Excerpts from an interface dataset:
———
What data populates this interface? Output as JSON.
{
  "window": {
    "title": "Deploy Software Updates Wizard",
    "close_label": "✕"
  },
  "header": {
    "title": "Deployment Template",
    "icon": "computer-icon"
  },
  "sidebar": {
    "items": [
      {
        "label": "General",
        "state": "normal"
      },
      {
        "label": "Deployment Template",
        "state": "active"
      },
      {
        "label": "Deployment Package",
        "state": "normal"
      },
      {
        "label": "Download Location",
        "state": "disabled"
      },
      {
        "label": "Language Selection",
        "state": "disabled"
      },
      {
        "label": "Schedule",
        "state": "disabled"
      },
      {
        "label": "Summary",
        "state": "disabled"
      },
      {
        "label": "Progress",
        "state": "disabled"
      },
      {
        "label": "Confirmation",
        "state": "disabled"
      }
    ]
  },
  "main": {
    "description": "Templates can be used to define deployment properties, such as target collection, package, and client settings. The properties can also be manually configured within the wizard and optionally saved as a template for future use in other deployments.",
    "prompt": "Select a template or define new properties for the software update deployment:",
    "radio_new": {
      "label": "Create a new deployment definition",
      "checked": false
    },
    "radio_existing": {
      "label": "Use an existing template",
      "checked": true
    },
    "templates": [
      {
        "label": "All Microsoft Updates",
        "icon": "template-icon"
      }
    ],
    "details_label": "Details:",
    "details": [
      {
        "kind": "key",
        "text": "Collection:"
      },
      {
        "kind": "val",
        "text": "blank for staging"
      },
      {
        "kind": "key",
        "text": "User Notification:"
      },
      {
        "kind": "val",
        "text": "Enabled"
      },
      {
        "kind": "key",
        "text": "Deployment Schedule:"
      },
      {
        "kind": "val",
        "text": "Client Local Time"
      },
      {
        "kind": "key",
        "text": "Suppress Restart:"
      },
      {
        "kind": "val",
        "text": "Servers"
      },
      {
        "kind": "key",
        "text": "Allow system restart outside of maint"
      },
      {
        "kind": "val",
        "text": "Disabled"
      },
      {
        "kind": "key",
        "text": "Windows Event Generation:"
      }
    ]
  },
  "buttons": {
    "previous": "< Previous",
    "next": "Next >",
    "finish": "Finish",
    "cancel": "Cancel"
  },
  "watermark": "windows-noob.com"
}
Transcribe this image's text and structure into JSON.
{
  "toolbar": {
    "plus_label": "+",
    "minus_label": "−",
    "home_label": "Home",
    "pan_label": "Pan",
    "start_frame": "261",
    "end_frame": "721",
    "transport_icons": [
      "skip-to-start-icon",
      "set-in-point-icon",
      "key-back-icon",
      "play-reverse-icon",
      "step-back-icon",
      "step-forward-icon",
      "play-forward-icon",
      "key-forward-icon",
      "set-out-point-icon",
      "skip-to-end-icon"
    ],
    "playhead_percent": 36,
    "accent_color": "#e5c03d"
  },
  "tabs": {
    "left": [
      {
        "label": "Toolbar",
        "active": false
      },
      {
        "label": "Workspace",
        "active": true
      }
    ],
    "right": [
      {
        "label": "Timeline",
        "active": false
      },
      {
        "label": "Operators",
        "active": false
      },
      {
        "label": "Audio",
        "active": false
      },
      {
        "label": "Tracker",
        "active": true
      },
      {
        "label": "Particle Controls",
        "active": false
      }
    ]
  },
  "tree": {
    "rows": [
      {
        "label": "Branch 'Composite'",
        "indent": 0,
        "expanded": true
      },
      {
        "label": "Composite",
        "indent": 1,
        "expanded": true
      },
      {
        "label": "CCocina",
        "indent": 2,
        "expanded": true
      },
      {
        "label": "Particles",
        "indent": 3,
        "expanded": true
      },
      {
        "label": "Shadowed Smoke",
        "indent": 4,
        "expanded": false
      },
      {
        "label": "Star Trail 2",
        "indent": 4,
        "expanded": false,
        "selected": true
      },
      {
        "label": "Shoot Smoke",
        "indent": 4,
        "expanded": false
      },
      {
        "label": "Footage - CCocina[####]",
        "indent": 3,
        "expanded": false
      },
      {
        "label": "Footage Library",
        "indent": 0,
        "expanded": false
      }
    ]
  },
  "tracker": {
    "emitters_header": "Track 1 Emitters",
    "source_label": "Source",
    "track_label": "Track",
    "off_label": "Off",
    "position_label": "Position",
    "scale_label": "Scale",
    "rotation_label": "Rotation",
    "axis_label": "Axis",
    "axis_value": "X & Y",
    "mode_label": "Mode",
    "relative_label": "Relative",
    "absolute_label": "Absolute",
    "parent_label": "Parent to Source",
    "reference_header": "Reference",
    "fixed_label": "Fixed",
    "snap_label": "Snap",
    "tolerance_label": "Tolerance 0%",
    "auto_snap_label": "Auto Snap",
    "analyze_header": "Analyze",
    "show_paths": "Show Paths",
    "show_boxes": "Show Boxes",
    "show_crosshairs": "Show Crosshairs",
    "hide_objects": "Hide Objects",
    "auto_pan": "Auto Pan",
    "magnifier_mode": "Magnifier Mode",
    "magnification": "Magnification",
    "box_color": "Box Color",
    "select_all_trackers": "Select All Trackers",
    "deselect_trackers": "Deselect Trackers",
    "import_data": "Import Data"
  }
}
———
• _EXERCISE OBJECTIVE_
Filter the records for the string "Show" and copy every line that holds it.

• _EXPECTED OUTPUT_
    "show_paths": "Show Paths",
    "show_boxes": "Show Boxes",
    "show_crosshairs": "Show Crosshairs",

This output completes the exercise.